| What to work on |
Copy out the data word for word. The images are not part of the copy.

| Source information |
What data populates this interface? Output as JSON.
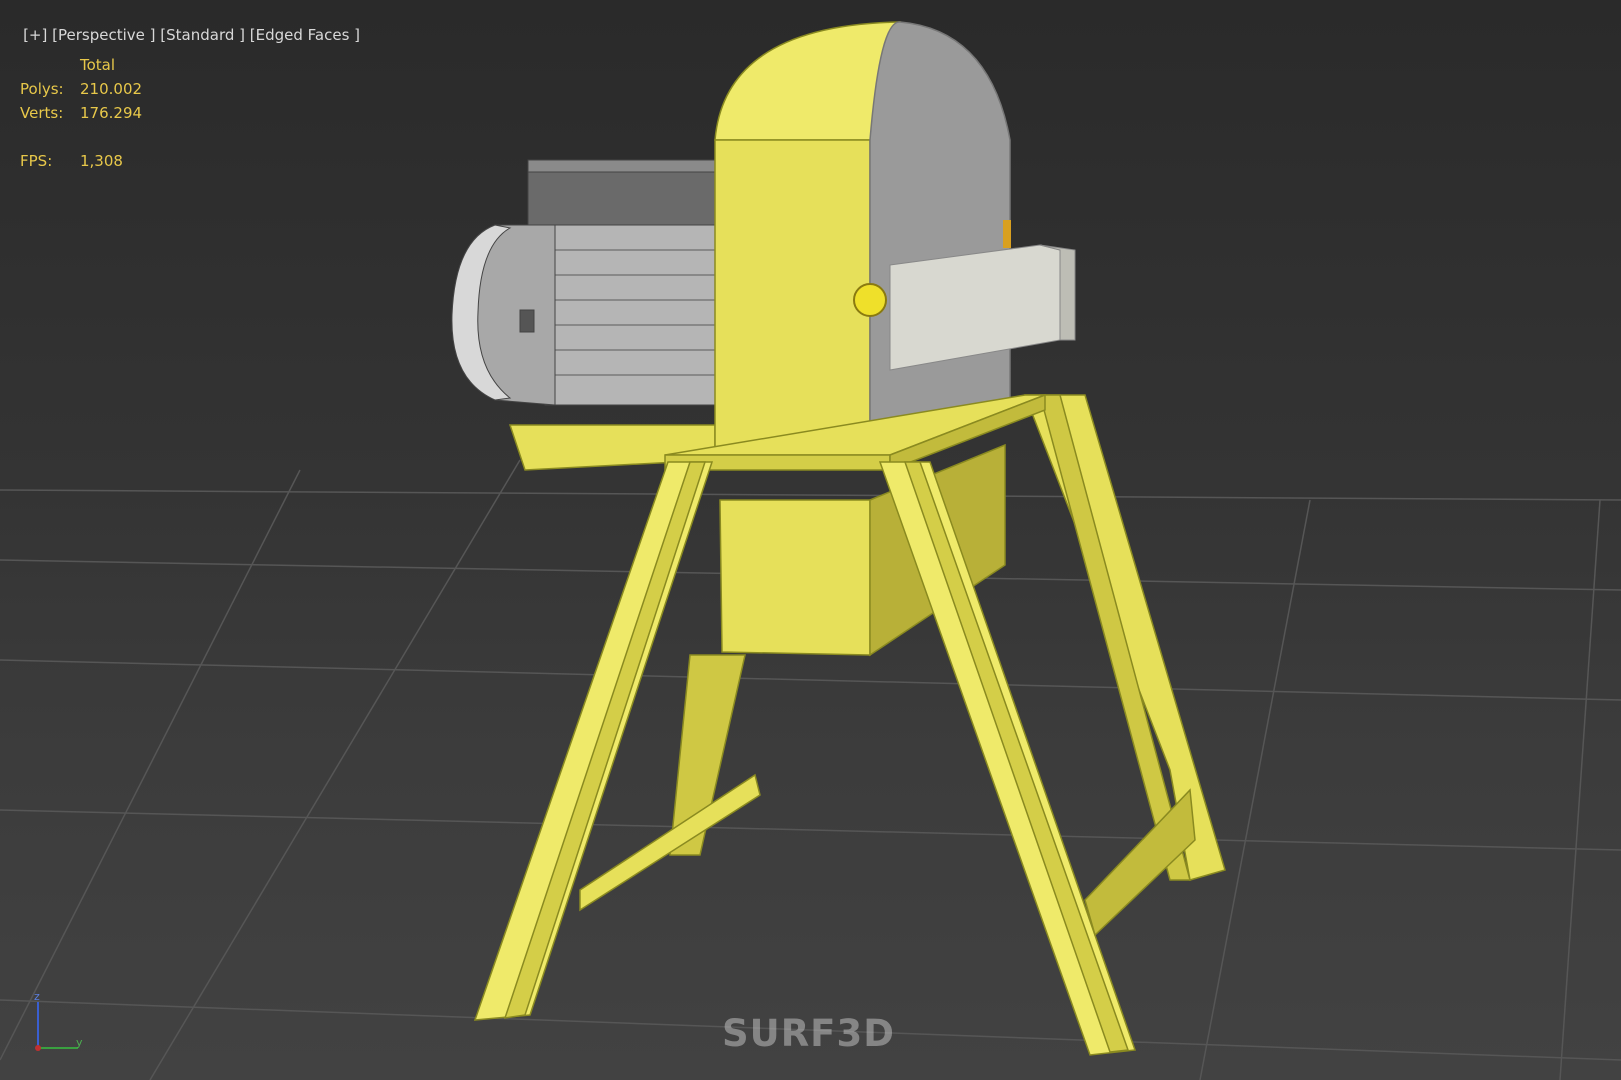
{
  "viewport": {
    "menu_plus": "[+]",
    "menu_view": "[Perspective ]",
    "menu_shading": "[Standard ]",
    "menu_edges": "[Edged Faces ]"
  },
  "stats": {
    "header": "Total",
    "polys_label": "Polys:",
    "polys_value": "210.002",
    "verts_label": "Verts:",
    "verts_value": "176.294",
    "fps_label": "FPS:",
    "fps_value": "1,308"
  },
  "gizmo": {
    "z": "z",
    "y": "y"
  },
  "watermark": "SURF3D",
  "colors": {
    "stat_text": "#e8c84a",
    "model_yellow": "#e6e05a",
    "model_grey": "#9a9a9a",
    "grid_line": "#555555"
  }
}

| Written reply |
What data populates this interface? Output as JSON.
{
  "viewport": {
    "menu_plus": "[+]",
    "menu_view": "[Perspective ]",
    "menu_shading": "[Standard ]",
    "menu_edges": "[Edged Faces ]"
  },
  "stats": {
    "header": "Total",
    "polys_label": "Polys:",
    "polys_value": "210.002",
    "verts_label": "Verts:",
    "verts_value": "176.294",
    "fps_label": "FPS:",
    "fps_value": "1,308"
  },
  "gizmo": {
    "z": "z",
    "y": "y"
  },
  "watermark": "SURF3D",
  "colors": {
    "stat_text": "#e8c84a",
    "model_yellow": "#e6e05a",
    "model_grey": "#9a9a9a",
    "grid_line": "#555555"
  }
}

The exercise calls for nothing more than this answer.